I'm curious about the viability of running Gatling effectively in virtualized environments like EC2. Off the top of my head, the lack of guarantees typically associated with virtualization translates into too many extraneous variables to the equation (e.g., memory pressure, I/O congestion, CPU starvation), which in turn yield uncertainty about the measurements. In addition, there's the impact (again nondeterministic) of the network between the node where Gatling runs, and the nod(e) where the simulation connects to. In light of these considerations my hypothesis is that virtualization has a negative impact on performance measurements and consistent results. If anybody tried it perhaps they could share their experience and conclusions?
Obviously, it depends on the virtualization platform. But generally speaking, the Gatling system should not be the bottleneck in your test. As long as it is not, any variation in the environment caused by the virtualization of your Gatling system should be negligible compared to the time taken for the system under test to service your requests.
If you are virtualizing the system under test, that is another matter. If the test is virtualized but the production system is not, then all you can say as a result of your test is that the results you obtained represent a minimum performance characteristic, and that you expect production performance to be some (unknown) degree better than that measured.
If both the test system and the production system are virtual, then you are obviously prepared to accept some minor performance penalty, in which case, just assume that the test results are representative.
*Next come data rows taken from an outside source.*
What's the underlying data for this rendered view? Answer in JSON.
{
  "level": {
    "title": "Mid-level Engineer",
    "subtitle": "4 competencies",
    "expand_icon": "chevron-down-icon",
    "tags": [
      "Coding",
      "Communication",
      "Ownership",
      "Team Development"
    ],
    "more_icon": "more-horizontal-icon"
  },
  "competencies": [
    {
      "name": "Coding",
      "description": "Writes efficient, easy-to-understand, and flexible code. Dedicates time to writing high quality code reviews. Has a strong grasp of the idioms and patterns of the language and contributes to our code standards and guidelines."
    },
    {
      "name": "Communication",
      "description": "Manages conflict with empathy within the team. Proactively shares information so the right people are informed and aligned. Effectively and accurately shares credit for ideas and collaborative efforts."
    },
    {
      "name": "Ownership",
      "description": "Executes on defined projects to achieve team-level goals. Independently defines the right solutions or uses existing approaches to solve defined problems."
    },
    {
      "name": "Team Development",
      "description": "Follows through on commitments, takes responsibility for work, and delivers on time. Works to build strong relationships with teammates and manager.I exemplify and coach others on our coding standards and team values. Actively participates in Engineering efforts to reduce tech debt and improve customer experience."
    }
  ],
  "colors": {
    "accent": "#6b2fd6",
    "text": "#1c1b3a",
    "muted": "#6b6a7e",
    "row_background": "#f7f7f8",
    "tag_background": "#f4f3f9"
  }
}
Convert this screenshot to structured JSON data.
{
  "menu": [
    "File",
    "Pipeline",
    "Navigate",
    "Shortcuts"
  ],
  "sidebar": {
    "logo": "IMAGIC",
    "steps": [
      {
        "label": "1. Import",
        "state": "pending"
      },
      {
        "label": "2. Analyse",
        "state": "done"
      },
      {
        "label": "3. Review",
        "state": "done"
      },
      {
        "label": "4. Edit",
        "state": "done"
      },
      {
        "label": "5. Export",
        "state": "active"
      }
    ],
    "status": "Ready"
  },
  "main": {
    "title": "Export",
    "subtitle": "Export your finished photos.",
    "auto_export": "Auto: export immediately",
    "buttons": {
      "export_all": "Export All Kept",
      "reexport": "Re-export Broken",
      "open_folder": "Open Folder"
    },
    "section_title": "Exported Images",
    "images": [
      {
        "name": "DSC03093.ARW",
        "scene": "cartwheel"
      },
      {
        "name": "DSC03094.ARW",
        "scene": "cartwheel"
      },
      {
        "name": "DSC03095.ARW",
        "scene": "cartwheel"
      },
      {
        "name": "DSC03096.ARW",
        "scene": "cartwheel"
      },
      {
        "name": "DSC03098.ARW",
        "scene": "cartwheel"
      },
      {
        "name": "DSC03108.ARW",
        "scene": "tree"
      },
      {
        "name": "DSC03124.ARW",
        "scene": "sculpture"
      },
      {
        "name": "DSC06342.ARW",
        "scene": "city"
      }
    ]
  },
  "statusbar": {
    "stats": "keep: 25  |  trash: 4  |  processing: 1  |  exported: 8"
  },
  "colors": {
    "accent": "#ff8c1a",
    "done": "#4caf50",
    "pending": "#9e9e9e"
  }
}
That is, unless the hosting company does not provide an equivalent SLA to your test environment as it does to the production environment. That is something to make sure of.